Watch Ryan Phelan’s TED talk: The Intended Consequences of Helping Nature Thrive

After more than a decade working in conservation, Ryan Phelan makes the case that the fear of unintended consequences often puts the brakes on innovation, especially when it comes to conservation. And inaction all too often leads to extinction. “Intended Consequences,” provides a deliberate counterweight. This new language underlines what conservation interventions can accomplish if uncertainty is acknowledged and innovation is embraced.

Ryan sets the stage for the unparalleled opportunities that biotechnology brings to help solve the current biodiversity crisis with stories about the cloned black-footed ferret, the cloned Przewalski’s horse, the blight-tolerant American chestnut, and even the potential for engineering more resilient corals. “Intended Consequences” advocates for keeping an eye on the benefits for biodiversity, and working toward a future we want.


“Elizabeth Ann is a new hope for the future of her species, a chance for lost genetic diversity to be restored.

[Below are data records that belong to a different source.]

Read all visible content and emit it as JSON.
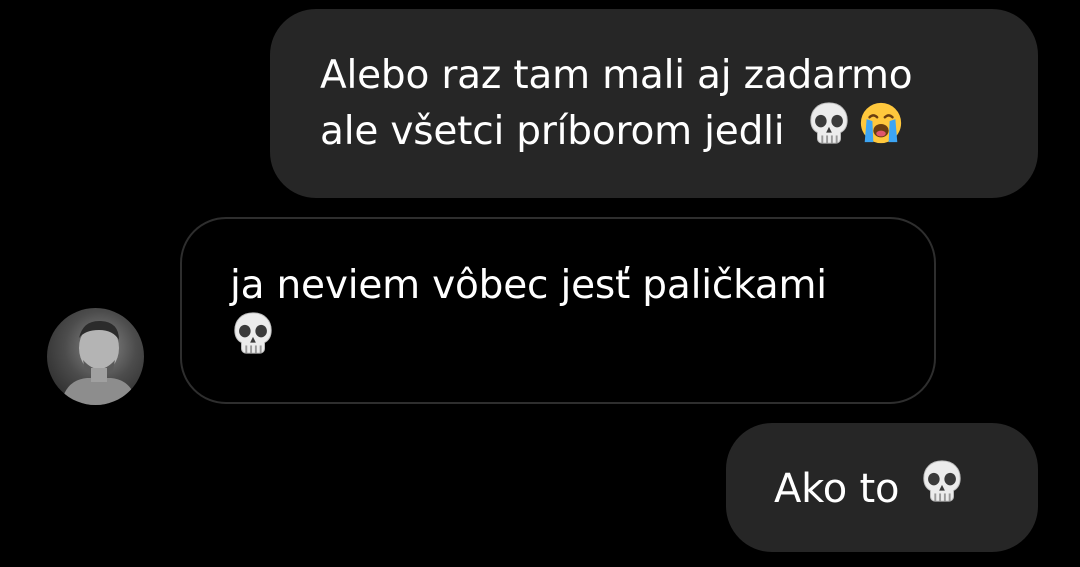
{
  "colors": {
    "background": "#000000",
    "sent_bubble": "#262626",
    "received_border": "#2e2e2e",
    "text": "#ffffff"
  },
  "messages": [
    {
      "direction": "sent",
      "lines": [
        "Alebo raz tam mali aj zadarmo",
        "ale všetci príborom jedli"
      ],
      "emojis": [
        "skull-emoji",
        "loudly-crying-face-emoji"
      ]
    },
    {
      "direction": "received",
      "lines": [
        "ja neviem vôbec jesť paličkami"
      ],
      "emojis": [
        "skull-emoji"
      ]
    },
    {
      "direction": "sent",
      "lines": [
        "Ako to"
      ],
      "emojis": [
        "skull-emoji"
      ]
    }
  ],
  "contact": {
    "avatar": "grayscale-portrait-avatar"
  }
}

She was born for this intended consequence.”

Learn more about Elizabeth Ann

“Kurt’s genes are all wild horse. This is called cross-species cloning and it’s a breakthrough for conservation.”

Learn more about Kurt

“Innovative scientists are already developing new techniques to cryopreserve live coral fragments and building artificial reefs.”

Learn more about the Advanced Coral Toolkit

Palumbi Lab running experiments with coral fragments, Stanford University

“Over the past 125 years, across the US, over 1,000 animal and plant species have been introduced and reintroduced — without causing environmental harm.”

Read the paper

“Genetically modified American chestnut trees will enable this species to be restored to its former majesty — the first real chance for restoration in 100 years.”

Read the paper

So the next time you hear about some wild new idea — we hope you will think FIRST about the intended consequences.